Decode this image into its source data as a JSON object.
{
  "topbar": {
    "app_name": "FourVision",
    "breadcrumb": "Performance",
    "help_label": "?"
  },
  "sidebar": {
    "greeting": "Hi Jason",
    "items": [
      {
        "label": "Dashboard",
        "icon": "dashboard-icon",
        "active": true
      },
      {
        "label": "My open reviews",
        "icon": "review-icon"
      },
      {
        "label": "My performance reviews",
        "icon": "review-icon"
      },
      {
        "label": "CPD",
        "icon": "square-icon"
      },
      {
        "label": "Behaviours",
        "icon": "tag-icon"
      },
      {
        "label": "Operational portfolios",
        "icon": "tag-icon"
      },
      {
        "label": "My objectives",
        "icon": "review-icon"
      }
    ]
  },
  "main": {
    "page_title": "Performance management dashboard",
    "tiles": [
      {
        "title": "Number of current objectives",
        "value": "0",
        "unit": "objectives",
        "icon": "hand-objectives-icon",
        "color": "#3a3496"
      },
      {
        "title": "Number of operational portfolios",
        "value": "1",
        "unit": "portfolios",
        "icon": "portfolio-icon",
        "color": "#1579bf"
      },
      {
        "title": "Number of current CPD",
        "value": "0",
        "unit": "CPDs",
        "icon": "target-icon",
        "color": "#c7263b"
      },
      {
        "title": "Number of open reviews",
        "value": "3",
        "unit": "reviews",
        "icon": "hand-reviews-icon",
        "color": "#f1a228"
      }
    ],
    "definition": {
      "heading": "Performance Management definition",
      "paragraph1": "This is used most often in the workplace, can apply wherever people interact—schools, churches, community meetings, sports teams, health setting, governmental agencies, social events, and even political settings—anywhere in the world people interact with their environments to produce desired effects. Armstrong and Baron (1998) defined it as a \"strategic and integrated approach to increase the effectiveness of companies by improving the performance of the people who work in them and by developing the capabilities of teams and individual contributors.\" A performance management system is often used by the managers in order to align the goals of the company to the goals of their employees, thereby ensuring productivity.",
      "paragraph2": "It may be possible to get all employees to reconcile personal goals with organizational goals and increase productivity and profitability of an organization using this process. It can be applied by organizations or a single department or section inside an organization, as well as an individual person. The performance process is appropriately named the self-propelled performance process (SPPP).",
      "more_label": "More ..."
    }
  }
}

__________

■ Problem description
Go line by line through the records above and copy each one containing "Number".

■ Solution
        "title": "Number of current objectives",
        "title": "Number of operational portfolios",
        "title": "Number of current CPD",
        "title": "Number of open reviews",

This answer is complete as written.